- "A language can be compared to a sheet of paper. Thought is one side of the sheet and sound the reverse side. Just as it is impossible to take a pair of scissors and cut one side of the paper without at the same time cutting the other, so it is impossible in a language to isolate sound from thought, or thought from sound."
(French linguist Ferdinand de Saussure)
- "Language is the mother of thought, not its handmaiden."
- "The limits of my language mean the limits of my world."
- "But behavior in the human being is sometimes a defense, a way of concealing motives and thoughts, as language can be a way of hiding your thoughts and preventing communication."
- "All words, in every language, are metaphors."
Likenesses and Differences
"When languages come to be seriously compared with one another, the question arises: are all languages alike, or are they different?
"Presumably everyone agrees that there are certain respects in which all languages are alike. All languages consist of meanings, wordings and sounds; they all have names for things; they all have melody, rhythm and syllabic articulation. Equally, everyone agrees that there are certain respects in which languages differ: not only do they obviously have different names for things, they also construct these names differently, have different kinds of melody and rhythm, and different ways of wording and of sounding. The issue is, simply, which is to be more emphasized, the uniformity or the variety. This is really the old 'analogy-anomaly' controversy metaphorized into a modern form; but it is a critical issue. Philosophers of language stress the universals; they make all languages look alike. Ethnographers stress the variables; they make all languages look different. When new languages came to be described by European linguists, from the early 17th century onwards, first the modern European languages and then languages from further afield, both these opposing tendencies became apparent. Either every language is treated as a version of Latin, or each language is described in its own terms.
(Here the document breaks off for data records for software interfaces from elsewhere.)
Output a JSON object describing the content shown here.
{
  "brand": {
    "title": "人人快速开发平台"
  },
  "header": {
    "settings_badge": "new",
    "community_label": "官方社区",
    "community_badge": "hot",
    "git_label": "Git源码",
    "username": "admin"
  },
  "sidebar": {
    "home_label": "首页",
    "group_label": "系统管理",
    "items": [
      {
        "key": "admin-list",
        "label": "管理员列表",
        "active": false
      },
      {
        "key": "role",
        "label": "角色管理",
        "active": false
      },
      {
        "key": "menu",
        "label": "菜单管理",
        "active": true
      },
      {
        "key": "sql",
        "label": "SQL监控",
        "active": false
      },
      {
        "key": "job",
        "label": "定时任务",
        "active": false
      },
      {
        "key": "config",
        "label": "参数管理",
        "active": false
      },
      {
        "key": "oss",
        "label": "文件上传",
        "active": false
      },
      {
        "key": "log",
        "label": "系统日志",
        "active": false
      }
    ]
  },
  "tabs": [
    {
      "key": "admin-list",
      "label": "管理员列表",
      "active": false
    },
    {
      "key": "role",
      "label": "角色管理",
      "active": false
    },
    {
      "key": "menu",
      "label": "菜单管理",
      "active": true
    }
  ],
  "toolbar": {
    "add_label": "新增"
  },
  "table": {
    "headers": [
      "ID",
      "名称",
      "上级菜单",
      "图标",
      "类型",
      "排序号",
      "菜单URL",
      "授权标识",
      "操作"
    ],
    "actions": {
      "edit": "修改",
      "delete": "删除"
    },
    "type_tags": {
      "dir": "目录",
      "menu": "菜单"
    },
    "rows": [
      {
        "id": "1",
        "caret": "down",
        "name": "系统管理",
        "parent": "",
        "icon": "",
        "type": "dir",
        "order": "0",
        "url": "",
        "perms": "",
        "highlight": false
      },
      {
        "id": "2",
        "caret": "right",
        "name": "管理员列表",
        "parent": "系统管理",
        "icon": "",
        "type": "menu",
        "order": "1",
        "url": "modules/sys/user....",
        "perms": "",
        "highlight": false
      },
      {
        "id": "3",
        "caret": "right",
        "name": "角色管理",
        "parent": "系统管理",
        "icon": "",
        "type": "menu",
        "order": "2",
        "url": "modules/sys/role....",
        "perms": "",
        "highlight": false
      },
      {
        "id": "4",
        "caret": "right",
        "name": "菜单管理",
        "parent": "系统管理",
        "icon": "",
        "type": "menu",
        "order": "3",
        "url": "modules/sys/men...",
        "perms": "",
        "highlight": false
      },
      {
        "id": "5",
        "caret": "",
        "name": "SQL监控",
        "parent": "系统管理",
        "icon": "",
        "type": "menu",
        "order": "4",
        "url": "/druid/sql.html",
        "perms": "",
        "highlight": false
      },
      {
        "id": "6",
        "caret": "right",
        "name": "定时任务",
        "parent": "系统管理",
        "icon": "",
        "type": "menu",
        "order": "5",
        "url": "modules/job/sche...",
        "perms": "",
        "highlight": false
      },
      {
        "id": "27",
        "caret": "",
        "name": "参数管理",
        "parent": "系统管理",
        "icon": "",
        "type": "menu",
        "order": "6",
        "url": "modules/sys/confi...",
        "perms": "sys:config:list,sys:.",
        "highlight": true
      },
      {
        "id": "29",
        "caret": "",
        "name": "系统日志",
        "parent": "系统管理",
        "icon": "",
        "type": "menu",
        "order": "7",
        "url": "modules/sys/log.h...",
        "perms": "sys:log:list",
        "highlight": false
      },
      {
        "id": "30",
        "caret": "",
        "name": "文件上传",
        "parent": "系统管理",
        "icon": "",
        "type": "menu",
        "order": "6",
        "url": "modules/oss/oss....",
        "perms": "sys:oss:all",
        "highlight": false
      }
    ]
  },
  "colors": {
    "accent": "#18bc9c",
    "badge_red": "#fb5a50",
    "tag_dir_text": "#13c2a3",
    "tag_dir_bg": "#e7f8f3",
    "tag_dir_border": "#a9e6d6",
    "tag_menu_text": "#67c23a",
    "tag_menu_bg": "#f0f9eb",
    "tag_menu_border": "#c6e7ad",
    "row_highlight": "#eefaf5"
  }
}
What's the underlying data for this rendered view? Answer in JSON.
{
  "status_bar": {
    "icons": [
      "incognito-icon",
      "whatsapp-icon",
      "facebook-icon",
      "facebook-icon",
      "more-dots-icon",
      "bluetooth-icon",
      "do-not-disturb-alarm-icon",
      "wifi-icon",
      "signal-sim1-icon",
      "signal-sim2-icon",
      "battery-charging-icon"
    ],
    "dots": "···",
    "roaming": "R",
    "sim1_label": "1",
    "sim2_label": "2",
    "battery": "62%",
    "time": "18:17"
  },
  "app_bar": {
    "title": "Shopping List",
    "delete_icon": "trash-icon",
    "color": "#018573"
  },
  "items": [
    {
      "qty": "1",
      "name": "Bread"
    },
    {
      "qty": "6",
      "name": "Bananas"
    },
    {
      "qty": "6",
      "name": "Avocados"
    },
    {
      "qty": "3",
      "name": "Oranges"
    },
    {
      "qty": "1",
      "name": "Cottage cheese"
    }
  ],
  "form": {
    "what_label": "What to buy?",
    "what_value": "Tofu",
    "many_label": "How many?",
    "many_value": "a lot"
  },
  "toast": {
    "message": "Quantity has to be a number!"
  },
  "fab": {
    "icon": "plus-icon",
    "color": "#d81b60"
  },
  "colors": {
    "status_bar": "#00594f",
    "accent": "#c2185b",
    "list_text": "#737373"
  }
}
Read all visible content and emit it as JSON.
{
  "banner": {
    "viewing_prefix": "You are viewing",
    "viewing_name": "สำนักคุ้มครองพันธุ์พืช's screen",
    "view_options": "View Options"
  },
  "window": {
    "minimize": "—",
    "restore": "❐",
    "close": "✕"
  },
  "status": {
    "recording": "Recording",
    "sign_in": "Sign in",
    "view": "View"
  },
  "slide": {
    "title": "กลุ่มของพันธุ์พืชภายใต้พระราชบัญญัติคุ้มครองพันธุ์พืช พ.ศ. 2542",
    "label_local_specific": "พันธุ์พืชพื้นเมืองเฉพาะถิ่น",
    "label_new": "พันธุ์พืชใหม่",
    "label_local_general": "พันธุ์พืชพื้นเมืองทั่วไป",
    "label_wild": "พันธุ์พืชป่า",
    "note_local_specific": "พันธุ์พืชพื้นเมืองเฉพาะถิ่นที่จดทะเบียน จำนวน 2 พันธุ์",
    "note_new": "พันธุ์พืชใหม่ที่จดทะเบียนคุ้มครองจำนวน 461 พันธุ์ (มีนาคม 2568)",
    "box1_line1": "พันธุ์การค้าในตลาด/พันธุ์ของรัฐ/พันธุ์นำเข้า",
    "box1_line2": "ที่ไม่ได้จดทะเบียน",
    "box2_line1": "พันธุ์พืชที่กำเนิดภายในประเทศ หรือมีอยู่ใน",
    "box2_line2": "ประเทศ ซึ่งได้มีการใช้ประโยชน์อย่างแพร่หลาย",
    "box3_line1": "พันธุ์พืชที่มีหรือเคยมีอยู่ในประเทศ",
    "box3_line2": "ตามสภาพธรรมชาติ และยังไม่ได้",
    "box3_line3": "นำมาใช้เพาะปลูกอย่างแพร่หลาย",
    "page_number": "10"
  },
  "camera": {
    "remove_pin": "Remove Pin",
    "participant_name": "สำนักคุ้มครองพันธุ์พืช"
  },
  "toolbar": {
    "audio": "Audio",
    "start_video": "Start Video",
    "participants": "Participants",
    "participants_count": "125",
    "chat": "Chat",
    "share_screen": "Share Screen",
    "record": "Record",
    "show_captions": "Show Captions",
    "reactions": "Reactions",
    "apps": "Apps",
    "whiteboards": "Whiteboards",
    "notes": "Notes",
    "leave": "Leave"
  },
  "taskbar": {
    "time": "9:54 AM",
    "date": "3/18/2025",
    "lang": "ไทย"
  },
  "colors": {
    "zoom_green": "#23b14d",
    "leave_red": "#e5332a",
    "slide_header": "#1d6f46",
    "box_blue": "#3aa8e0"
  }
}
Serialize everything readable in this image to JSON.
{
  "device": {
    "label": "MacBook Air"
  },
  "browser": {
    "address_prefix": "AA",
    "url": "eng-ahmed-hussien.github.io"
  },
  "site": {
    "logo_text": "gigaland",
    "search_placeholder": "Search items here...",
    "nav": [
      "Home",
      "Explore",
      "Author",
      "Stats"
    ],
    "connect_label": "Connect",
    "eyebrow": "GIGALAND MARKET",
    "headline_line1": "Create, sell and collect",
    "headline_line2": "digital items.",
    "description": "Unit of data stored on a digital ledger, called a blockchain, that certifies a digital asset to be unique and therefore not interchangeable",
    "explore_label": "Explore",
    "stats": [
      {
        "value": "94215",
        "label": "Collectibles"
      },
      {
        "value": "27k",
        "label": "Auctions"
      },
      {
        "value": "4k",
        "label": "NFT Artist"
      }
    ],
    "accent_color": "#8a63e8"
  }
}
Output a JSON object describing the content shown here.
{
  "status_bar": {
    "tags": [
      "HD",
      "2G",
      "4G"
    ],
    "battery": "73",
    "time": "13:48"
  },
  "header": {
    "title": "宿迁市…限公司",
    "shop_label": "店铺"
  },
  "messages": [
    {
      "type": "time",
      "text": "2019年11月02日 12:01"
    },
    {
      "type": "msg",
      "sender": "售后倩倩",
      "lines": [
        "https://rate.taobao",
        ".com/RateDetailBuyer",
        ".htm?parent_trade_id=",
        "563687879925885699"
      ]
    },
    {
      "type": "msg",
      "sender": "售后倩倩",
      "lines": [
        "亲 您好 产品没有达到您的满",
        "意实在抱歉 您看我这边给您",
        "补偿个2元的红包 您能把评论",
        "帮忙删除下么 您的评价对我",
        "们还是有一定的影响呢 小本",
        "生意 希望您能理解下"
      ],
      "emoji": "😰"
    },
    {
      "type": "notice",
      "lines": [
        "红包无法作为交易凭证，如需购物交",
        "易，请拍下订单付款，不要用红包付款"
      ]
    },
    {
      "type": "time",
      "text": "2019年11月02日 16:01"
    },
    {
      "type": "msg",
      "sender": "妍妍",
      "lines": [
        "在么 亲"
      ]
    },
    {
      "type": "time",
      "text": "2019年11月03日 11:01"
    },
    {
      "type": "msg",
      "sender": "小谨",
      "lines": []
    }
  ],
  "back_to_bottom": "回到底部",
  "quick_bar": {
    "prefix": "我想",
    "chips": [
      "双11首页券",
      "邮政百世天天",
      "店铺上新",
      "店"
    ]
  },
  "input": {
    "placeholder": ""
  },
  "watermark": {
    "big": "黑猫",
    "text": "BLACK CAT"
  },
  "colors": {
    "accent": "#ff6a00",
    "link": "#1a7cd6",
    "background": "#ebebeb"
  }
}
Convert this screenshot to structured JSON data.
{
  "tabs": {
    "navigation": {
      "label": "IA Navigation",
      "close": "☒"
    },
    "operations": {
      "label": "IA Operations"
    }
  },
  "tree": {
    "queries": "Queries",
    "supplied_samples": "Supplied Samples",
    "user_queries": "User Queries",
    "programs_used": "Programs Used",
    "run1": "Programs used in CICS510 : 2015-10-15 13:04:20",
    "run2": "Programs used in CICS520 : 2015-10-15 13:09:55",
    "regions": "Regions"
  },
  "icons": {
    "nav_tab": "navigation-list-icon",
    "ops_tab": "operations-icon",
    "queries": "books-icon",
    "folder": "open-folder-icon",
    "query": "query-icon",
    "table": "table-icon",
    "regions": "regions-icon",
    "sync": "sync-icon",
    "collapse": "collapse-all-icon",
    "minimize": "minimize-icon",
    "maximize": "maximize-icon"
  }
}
"The consequences of this are still with us today."
(Michael A.K. Halliday, "Ideas About Language" in Essays in Honor of Charles F. Hockett, ed. by Frederick B. Agard et al. Brill, 1983)